- TASK DESCRIPTION
Check each line of the data for "JSON" and select those that have it.

START PROVIDED DATA

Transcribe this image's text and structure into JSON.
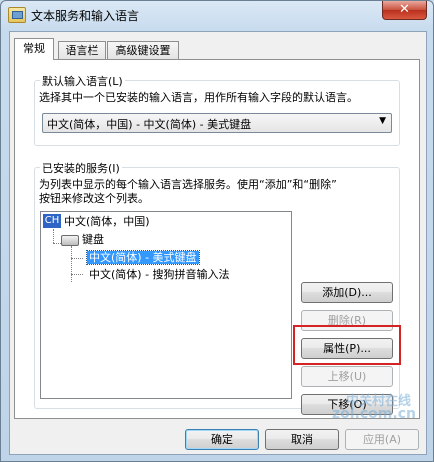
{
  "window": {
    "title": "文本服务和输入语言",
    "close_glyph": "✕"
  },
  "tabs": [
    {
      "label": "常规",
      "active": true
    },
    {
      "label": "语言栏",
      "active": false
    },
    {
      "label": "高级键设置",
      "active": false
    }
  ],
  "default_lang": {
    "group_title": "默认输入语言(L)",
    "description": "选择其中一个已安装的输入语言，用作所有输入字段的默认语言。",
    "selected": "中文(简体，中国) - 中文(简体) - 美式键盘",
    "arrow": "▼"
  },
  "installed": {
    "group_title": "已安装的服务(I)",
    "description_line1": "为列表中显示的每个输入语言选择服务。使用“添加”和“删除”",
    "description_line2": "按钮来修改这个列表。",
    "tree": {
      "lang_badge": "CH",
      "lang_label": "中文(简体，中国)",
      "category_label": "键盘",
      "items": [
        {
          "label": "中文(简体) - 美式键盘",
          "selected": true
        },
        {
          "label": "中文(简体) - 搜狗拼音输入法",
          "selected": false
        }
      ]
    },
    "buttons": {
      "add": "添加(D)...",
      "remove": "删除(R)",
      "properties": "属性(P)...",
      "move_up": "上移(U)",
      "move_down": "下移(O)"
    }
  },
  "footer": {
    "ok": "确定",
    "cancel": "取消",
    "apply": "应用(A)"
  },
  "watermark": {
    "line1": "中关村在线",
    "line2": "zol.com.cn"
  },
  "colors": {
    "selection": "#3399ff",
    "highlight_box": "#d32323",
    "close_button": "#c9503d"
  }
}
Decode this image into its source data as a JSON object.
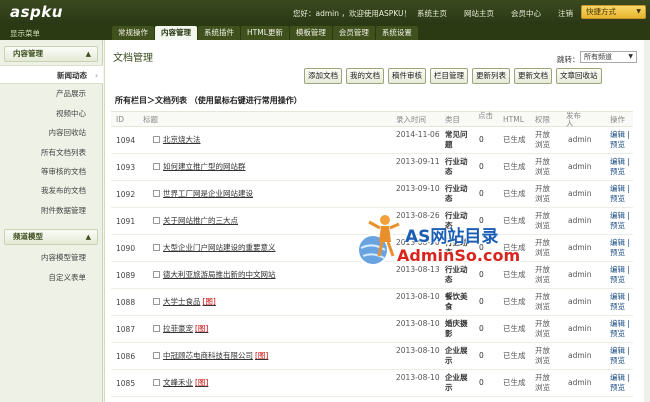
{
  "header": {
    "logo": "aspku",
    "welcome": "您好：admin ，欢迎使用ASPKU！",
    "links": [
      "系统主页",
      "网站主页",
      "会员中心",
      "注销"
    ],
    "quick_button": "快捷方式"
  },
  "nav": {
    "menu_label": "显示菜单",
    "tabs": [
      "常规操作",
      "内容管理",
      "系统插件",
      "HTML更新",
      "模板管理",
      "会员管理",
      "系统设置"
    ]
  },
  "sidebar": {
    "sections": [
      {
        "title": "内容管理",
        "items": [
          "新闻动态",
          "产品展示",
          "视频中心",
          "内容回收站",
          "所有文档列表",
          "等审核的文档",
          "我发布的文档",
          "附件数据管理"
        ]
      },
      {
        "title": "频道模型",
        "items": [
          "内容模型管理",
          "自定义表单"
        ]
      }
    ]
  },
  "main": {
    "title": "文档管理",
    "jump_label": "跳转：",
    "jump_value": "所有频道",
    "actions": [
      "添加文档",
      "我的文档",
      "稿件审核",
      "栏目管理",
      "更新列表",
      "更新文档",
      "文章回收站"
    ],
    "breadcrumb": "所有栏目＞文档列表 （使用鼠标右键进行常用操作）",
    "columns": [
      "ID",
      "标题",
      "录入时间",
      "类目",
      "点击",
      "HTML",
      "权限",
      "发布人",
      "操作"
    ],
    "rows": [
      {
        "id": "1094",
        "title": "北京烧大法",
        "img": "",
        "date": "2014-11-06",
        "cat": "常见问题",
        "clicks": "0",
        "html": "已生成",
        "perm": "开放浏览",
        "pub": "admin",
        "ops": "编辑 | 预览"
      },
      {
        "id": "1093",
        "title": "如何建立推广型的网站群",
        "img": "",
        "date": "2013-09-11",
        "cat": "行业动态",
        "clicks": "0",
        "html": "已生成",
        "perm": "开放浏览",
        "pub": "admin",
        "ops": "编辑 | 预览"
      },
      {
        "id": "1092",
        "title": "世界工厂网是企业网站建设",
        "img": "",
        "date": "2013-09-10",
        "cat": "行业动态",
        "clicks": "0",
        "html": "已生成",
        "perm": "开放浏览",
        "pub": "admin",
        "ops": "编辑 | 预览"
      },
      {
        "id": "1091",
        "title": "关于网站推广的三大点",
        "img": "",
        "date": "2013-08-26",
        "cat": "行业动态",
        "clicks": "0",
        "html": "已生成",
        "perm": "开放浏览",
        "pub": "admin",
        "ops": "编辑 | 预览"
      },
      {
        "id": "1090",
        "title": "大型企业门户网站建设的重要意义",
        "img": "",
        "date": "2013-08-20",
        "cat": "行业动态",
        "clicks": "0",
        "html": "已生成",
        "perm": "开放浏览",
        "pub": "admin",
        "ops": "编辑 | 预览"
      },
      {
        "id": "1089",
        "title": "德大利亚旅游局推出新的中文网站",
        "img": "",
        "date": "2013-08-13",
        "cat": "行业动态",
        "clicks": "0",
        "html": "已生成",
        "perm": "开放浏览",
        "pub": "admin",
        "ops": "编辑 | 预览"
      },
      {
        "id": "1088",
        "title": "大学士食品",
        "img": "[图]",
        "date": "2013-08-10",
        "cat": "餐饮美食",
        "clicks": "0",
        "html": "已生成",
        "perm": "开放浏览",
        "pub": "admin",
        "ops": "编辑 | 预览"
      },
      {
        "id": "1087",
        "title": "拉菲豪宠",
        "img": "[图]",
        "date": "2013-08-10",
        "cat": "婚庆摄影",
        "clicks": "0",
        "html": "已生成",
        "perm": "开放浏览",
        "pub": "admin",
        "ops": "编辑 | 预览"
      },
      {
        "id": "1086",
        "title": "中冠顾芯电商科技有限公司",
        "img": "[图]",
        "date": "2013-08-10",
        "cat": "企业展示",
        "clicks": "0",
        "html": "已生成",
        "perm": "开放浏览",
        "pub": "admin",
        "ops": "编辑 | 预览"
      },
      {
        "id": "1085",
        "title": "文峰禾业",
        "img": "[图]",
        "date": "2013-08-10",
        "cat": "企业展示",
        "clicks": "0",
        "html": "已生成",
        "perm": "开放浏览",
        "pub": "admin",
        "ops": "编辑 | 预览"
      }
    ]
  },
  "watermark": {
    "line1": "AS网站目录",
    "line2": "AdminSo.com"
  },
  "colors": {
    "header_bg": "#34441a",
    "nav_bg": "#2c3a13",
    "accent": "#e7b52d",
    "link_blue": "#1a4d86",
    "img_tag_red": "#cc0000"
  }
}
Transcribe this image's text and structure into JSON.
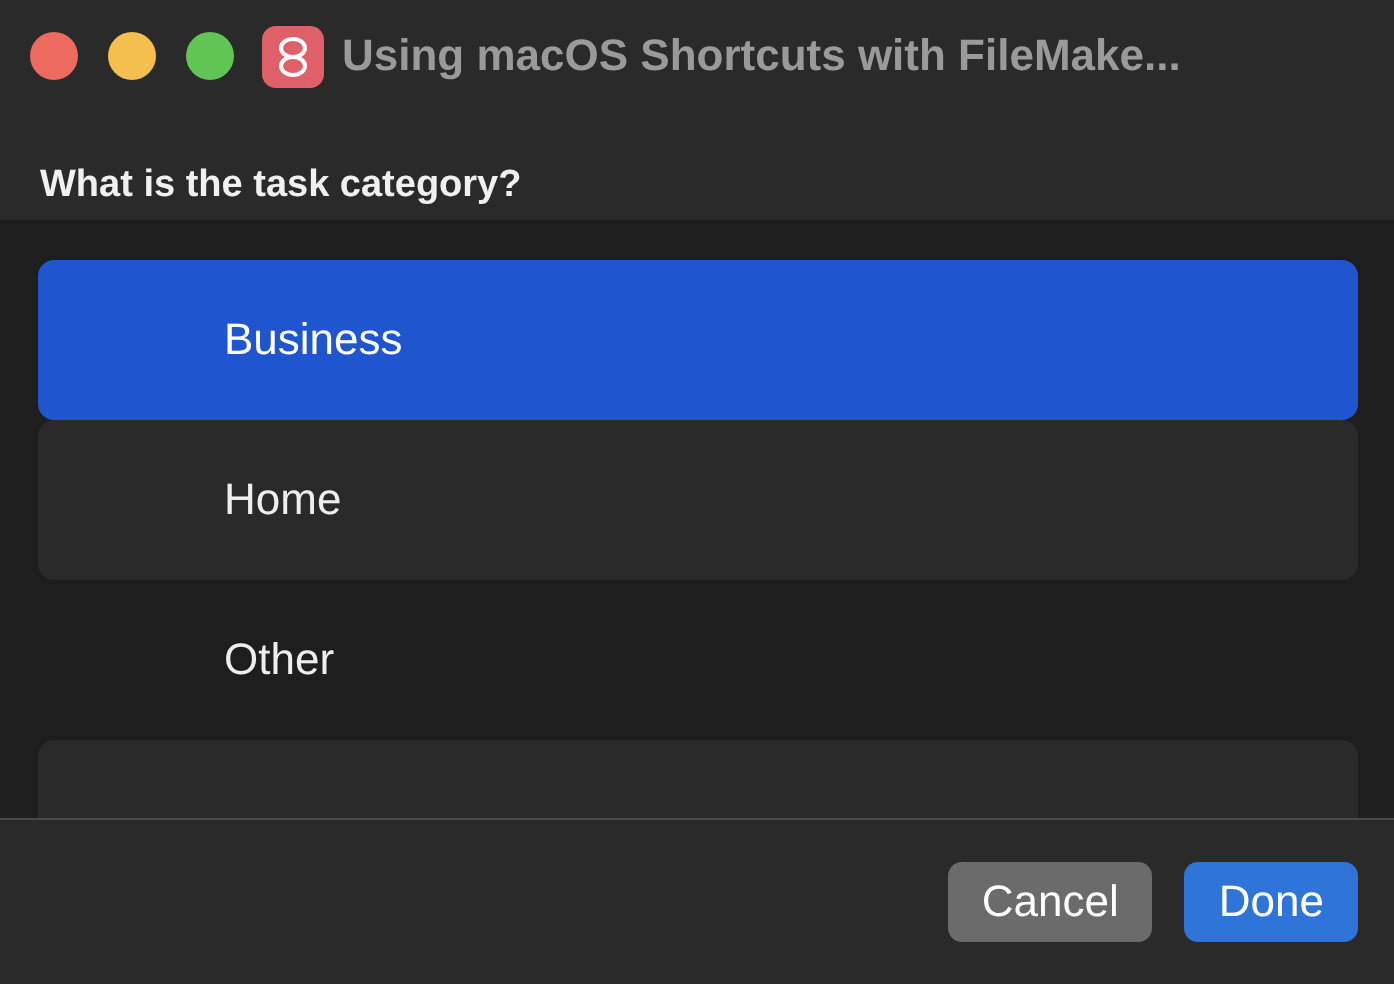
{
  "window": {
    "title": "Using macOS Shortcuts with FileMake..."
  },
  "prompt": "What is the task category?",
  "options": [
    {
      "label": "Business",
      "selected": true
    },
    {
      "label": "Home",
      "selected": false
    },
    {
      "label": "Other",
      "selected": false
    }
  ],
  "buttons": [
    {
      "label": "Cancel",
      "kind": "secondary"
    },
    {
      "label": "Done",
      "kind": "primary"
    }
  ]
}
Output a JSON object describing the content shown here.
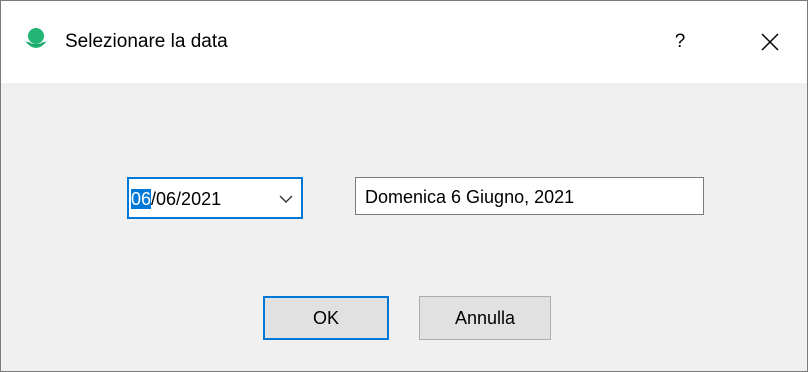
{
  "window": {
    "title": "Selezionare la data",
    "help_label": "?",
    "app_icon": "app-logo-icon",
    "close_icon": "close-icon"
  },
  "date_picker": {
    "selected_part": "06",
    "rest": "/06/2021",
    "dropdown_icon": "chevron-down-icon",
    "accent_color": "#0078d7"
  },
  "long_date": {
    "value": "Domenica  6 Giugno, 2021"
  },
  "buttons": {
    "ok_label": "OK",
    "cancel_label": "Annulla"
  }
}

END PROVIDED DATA

- WRITTEN RESPONSE
Transcribe this image's text and structure into JSON.
Decode this image into its source data as a JSON object.
Transcribe this image's text and structure into JSON.
Output a JSON object describing the content shown here.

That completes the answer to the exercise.